Last year I posted these thoughts about minimum wage in Kentucky. As a musician who makes her living as a business owner and an independent artist/contractor, I don't often deal in per hour metrics personally, but most of us have worked an hourly job at some point in our lives, and it's good to really think about this issue, especially with the new governor.
In Kentucky, a person goes out, gets a job that pays minimum wage – $7.25/hour, and works at a company that chooses to classify them as part-time so the company does not have to provide benefits. For demonstration purposes, let’s choose a generous weekly number of hours like 40, what most of us have come to view as a standard full time work week.
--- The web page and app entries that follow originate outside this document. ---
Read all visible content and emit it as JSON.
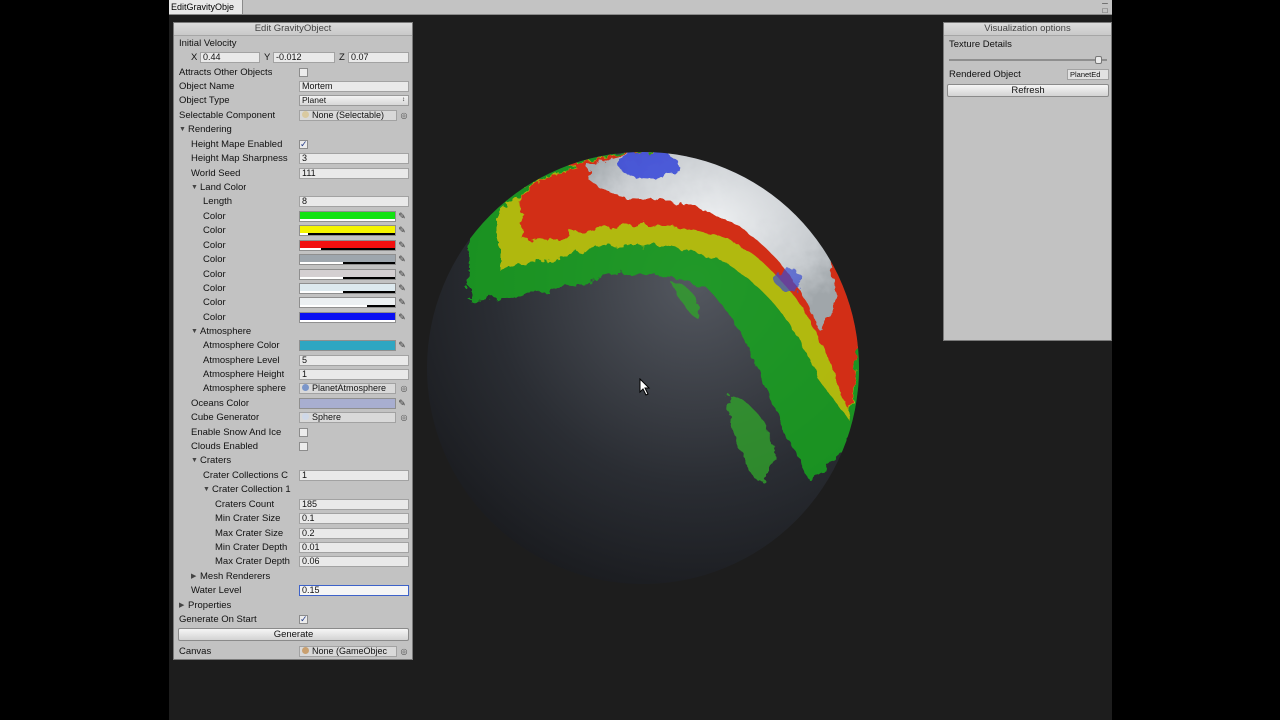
{
  "window": {
    "tab_label": "EditGravityObje",
    "controls": "─ □"
  },
  "left_panel": {
    "title": "Edit GravityObject",
    "initial_velocity": {
      "label": "Initial Velocity",
      "x_label": "X",
      "x": "0.44",
      "y_label": "Y",
      "y": "-0.012",
      "z_label": "Z",
      "z": "0.07"
    },
    "attracts_label": "Attracts Other Objects",
    "object_name": {
      "label": "Object Name",
      "value": "Mortem"
    },
    "object_type": {
      "label": "Object Type",
      "value": "Planet"
    },
    "selectable": {
      "label": "Selectable Component",
      "value": "None (Selectable)"
    },
    "rendering": {
      "label": "Rendering",
      "height_map_enabled": "Height Mape Enabled",
      "height_map_sharpness": {
        "label": "Height Map Sharpness",
        "value": "3"
      },
      "world_seed": {
        "label": "World Seed",
        "value": "111"
      },
      "land_color": {
        "label": "Land Color",
        "length_label": "Length",
        "length": "8",
        "color_label": "Color",
        "colors": [
          {
            "hex": "#12e212",
            "alpha": 1.0
          },
          {
            "hex": "#f4f400",
            "alpha": 0.08
          },
          {
            "hex": "#f21010",
            "alpha": 0.22
          },
          {
            "hex": "#9ea6ad",
            "alpha": 0.45
          },
          {
            "hex": "#d4cfd1",
            "alpha": 0.45
          },
          {
            "hex": "#dde9ee",
            "alpha": 0.45
          },
          {
            "hex": "#ecf0f2",
            "alpha": 0.7
          },
          {
            "hex": "#0a10f2",
            "alpha": 1.0
          }
        ]
      },
      "atmosphere": {
        "label": "Atmosphere",
        "color_label": "Atmosphere Color",
        "color": "#2ea6c2",
        "level": {
          "label": "Atmosphere Level",
          "value": "5"
        },
        "height": {
          "label": "Atmosphere Height",
          "value": "1"
        },
        "sphere": {
          "label": "Atmosphere sphere",
          "value": "PlanetAtmosphere"
        }
      },
      "oceans_color": {
        "label": "Oceans Color",
        "color": "#a8aed0"
      },
      "cube_generator": {
        "label": "Cube Generator",
        "value": "Sphere"
      },
      "snow_ice_label": "Enable Snow And Ice",
      "clouds_label": "Clouds Enabled",
      "craters": {
        "label": "Craters",
        "collections": {
          "label": "Crater Collections C",
          "value": "1"
        },
        "collection_1": {
          "label": "Crater Collection 1",
          "count": {
            "label": "Craters Count",
            "value": "185"
          },
          "min_size": {
            "label": "Min Crater Size",
            "value": "0.1"
          },
          "max_size": {
            "label": "Max Crater Size",
            "value": "0.2"
          },
          "min_depth": {
            "label": "Min Crater Depth",
            "value": "0.01"
          },
          "max_depth": {
            "label": "Max Crater Depth",
            "value": "0.06"
          }
        }
      },
      "mesh_renderers": "Mesh Renderers",
      "water_level": {
        "label": "Water Level",
        "value": "0.15"
      }
    },
    "properties": "Properties",
    "generate_on_start": "Generate On Start",
    "generate_button": "Generate",
    "canvas": {
      "label": "Canvas",
      "value": "None (GameObjec"
    },
    "checkboxes": {
      "attracts": false,
      "height_map": true,
      "snow_ice": false,
      "clouds": false,
      "generate_on_start": true
    },
    "check_glyph": "✓",
    "expanded_glyph": "▼",
    "collapsed_glyph": "▶",
    "picker_glyph": "✎",
    "target_glyph": "◎",
    "select_arrow": "↕"
  },
  "right_panel": {
    "title": "Visualization options",
    "texture_details": "Texture Details",
    "texture_slider_value": 0.95,
    "rendered_object_label": "Rendered Object",
    "rendered_object_value": "PlanetEd",
    "refresh_button": "Refresh"
  },
  "colors": {
    "accent_focus": "#3d62c9",
    "panel_bg": "#c2c2c2",
    "viewport_bg": "#1d1d1d"
  }
}
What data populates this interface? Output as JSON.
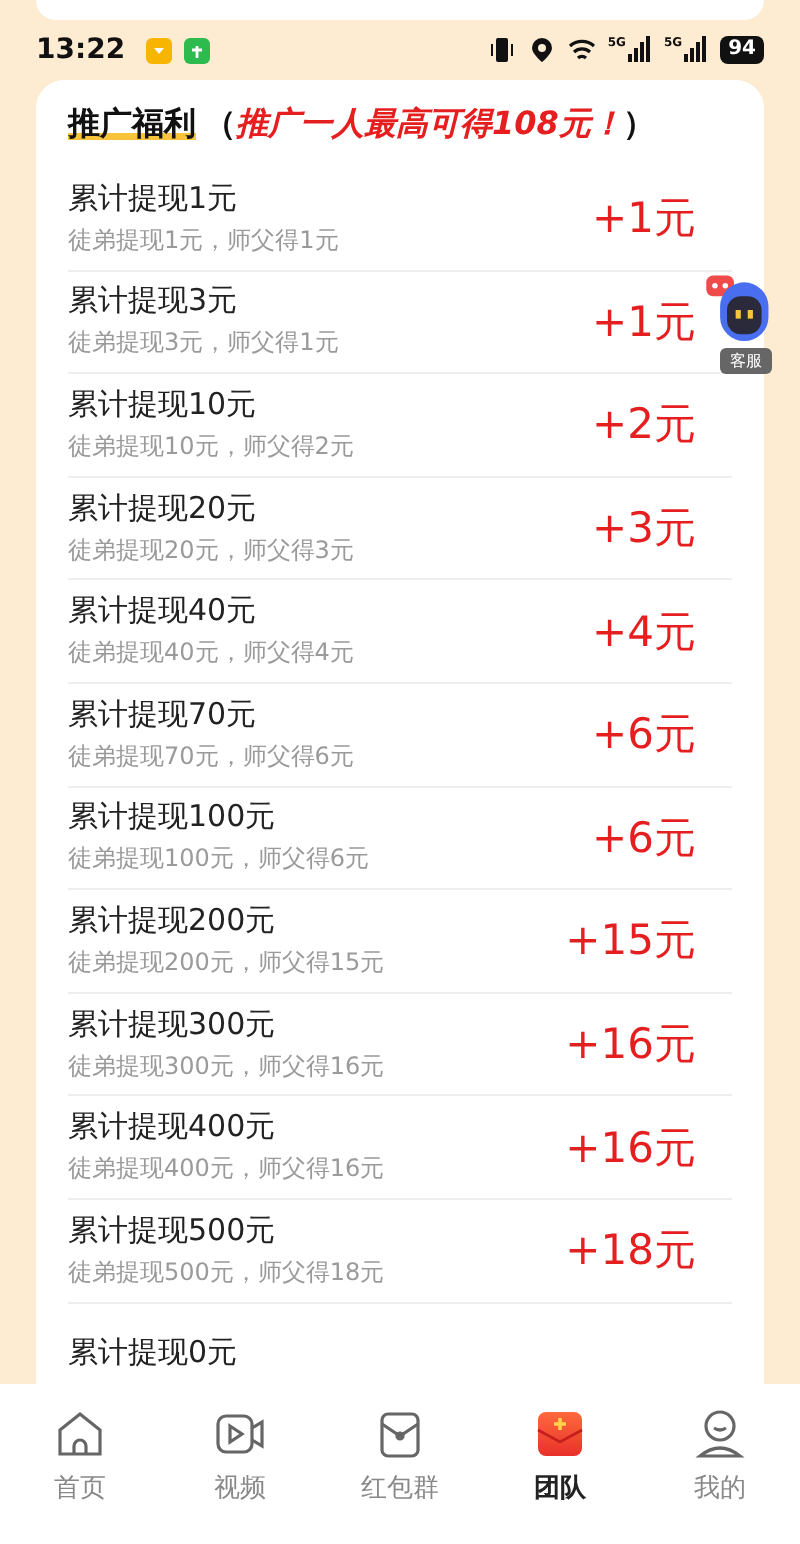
{
  "status_bar": {
    "time": "13:22",
    "network_labels": [
      "5G",
      "5G"
    ],
    "battery": "94"
  },
  "card": {
    "title": "推广福利",
    "subtitle": "（*推广一人最高可得108元！*）",
    "rows": [
      {
        "title": "累计提现1元",
        "detail": "徒弟提现1元，师父得1元",
        "reward": "+1元"
      },
      {
        "title": "累计提现3元",
        "detail": "徒弟提现3元，师父得1元",
        "reward": "+1元"
      },
      {
        "title": "累计提现10元",
        "detail": "徒弟提现10元，师父得2元",
        "reward": "+2元"
      },
      {
        "title": "累计提现20元",
        "detail": "徒弟提现20元，师父得3元",
        "reward": "+3元"
      },
      {
        "title": "累计提现40元",
        "detail": "徒弟提现40元，师父得4元",
        "reward": "+4元"
      },
      {
        "title": "累计提现70元",
        "detail": "徒弟提现70元，师父得6元",
        "reward": "+6元"
      },
      {
        "title": "累计提现100元",
        "detail": "徒弟提现100元，师父得6元",
        "reward": "+6元"
      },
      {
        "title": "累计提现200元",
        "detail": "徒弟提现200元，师父得15元",
        "reward": "+15元"
      },
      {
        "title": "累计提现300元",
        "detail": "徒弟提现300元，师父得16元",
        "reward": "+16元"
      },
      {
        "title": "累计提现400元",
        "detail": "徒弟提现400元，师父得16元",
        "reward": "+16元"
      },
      {
        "title": "累计提现500元",
        "detail": "徒弟提现500元，师父得18元",
        "reward": "+18元"
      },
      {
        "title": "累计提现0元"
      }
    ]
  },
  "support_widget": {
    "label": "客服"
  },
  "tab_bar": [
    {
      "kind": "home",
      "label": "首页",
      "selected": false
    },
    {
      "kind": "video",
      "label": "视频",
      "selected": false
    },
    {
      "kind": "bag",
      "label": "红包群",
      "selected": false
    },
    {
      "kind": "team",
      "label": "团队",
      "selected": true
    },
    {
      "kind": "person",
      "label": "我的",
      "selected": false
    }
  ]
}
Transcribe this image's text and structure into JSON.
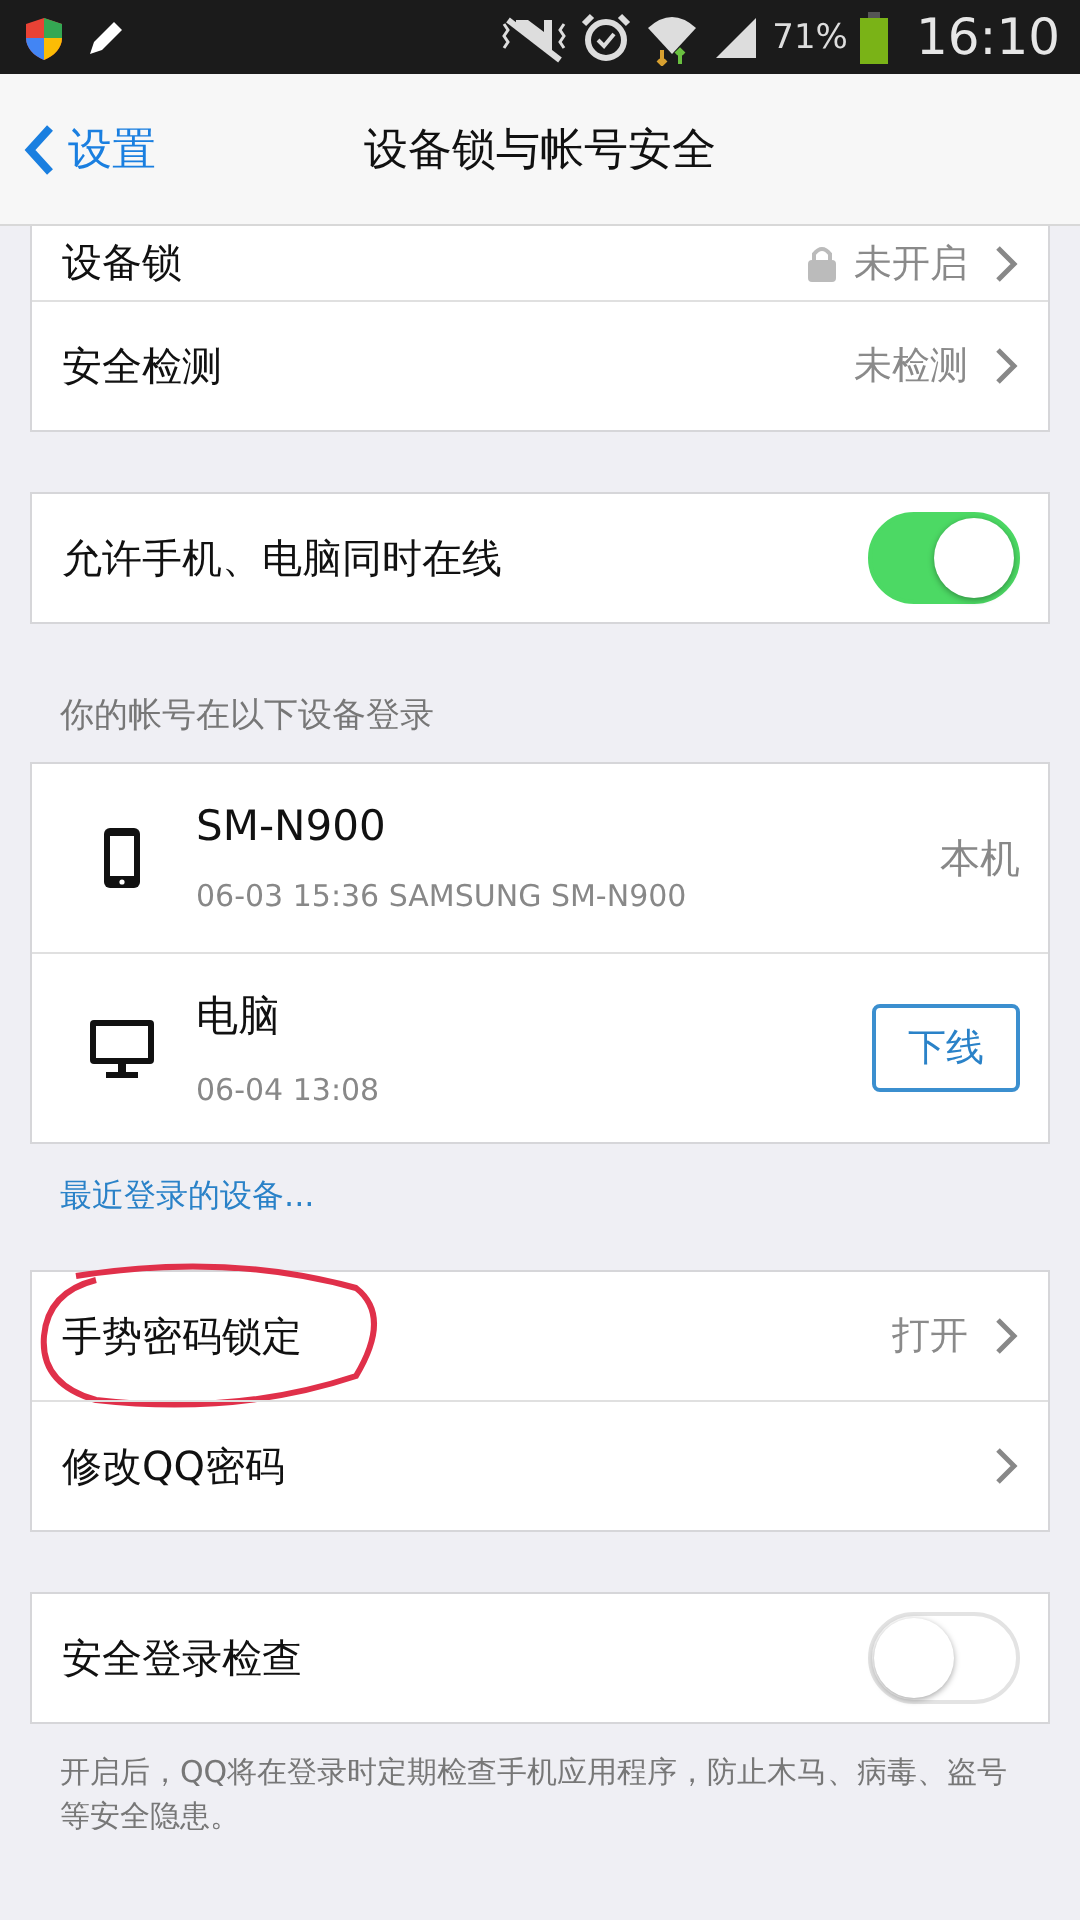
{
  "status_bar": {
    "battery": "71%",
    "time": "16:10"
  },
  "nav": {
    "back": "设置",
    "title": "设备锁与帐号安全"
  },
  "sections": [
    {
      "kind": "card",
      "rows": [
        {
          "kind": "locked",
          "label": "设备锁",
          "value": "未开启"
        },
        {
          "kind": "link",
          "label": "安全检测",
          "value": "未检测"
        }
      ]
    },
    {
      "kind": "card",
      "rows": [
        {
          "kind": "toggle",
          "label": "允许手机、电脑同时在线",
          "on": true
        }
      ]
    },
    {
      "kind": "header",
      "text": "你的帐号在以下设备登录"
    },
    {
      "kind": "devices",
      "items": [
        {
          "kind": "phone",
          "name": "SM-N900",
          "detail": "06-03 15:36 SAMSUNG SM-N900",
          "note": "本机"
        },
        {
          "kind": "desktop",
          "name": "电脑",
          "detail": "06-04 13:08",
          "button": "下线"
        }
      ]
    },
    {
      "kind": "more",
      "text": "最近登录的设备..."
    },
    {
      "kind": "card",
      "rows": [
        {
          "kind": "link",
          "label": "手势密码锁定",
          "value": "打开",
          "circled": true
        },
        {
          "kind": "link",
          "label": "修改QQ密码"
        }
      ]
    },
    {
      "kind": "card",
      "rows": [
        {
          "kind": "toggle",
          "label": "安全登录检查",
          "on": false
        }
      ]
    },
    {
      "kind": "note",
      "text": "开启后，QQ将在登录时定期检查手机应用程序，防止木马、病毒、盗号等安全隐患。"
    }
  ]
}
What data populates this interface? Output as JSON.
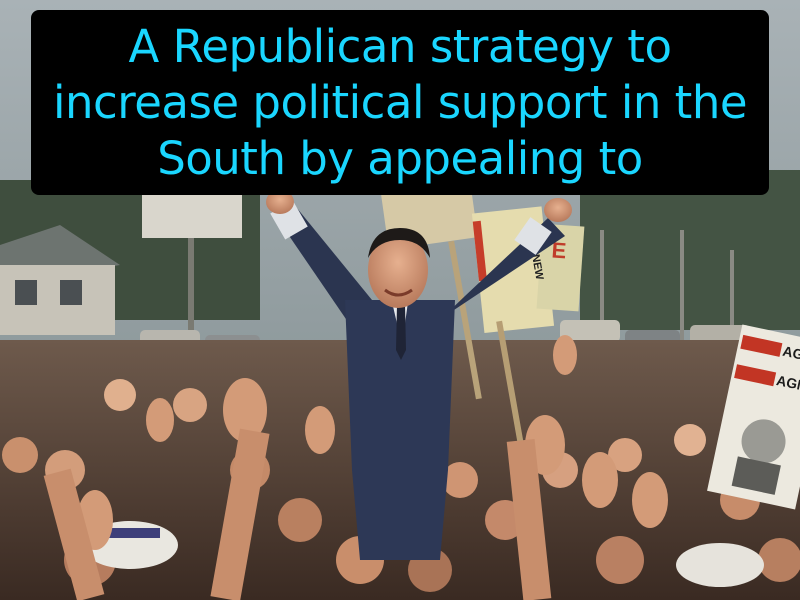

Here’s the thing: Kentucky is a state that does not require employers to adhere to a quantified definition of full-time employment, so this person gets paid a gross check of $290. That’s gross, by several definitions, but the really gross thing is that’s not what the net check will be; after the common deductions are taken out, that check will be significantly diminished.
$7.25 an hour, for 40 hours a week, 52 weeks a year, comes to…
After 15% federal taxes are deducted, the amount becomes $12,818.00. (15% on 15,080 is $2,262.)
After 5.8% Kentucky taxes are deducted (from the original 15,080 amount), the new annual wage total becomes $11,943.36.(5.8% on 15,080 is $874.64.)
There are other deductions, but it’s been so long since I’ve had a regular corporate paycheck I can’t remember them all – let’s take an annual “Angie’s rough guess” deduction of $500.36 more, for a total net annual paycheck of:
$11,443.00. (That 36 cents was bugging me…)
Let’s say you can rent an apartment for $500 a month. The annual cost would be $6,000.
Let’s say you can live off of $100 a month for groceries. The annual cost would be $1,200.
Let’s say your electric utility bill runs an average of $100 a month. The annual cost would be $1,200.
Let’s say you already have a car, and you don’t drive much so you fill up twice a month at about $80 a month. The annual cost would be $960. (If you don’t have a car and you live in Jefferson County, you could purchase a monthly TARC pass for $50 per month – but I’ve deprived this poor person of many things already, so let’s give him/her a car…)
Let’s say your water bill runs about $50 every two months – annual cost: $300
Since this person makes so little, he/she is eligible for Medicaid, so there’s no cost for health care.
At least not this year, while the current laws are in place.
Right there – that leaves you with $1,783 for the whole year ($148.58 a month) for everything else – non grocery essentials, maintenance on the car, clothes, internet, cell phone, hair cuts, entertainment.
And the main numbers above are for the most frugal of human beings.
How many of us average $100 a month on our LGE bill?
How many of us pay $100 a month for groceries?
How many of us have a $500 a month mortgage or rent payment?
How many of us in Kentucky want our legislative representatives to raise the minimum wage?
A better question: how can we NOT push our legislative representatives to raise the minimum wage?
What legislative representative with any kind of human decency would NOT be in favor of raising the minimum wage?
Here’s the government website link that specifies Kentucky’s lack of a definition of full time employment – it’s FAQ #4: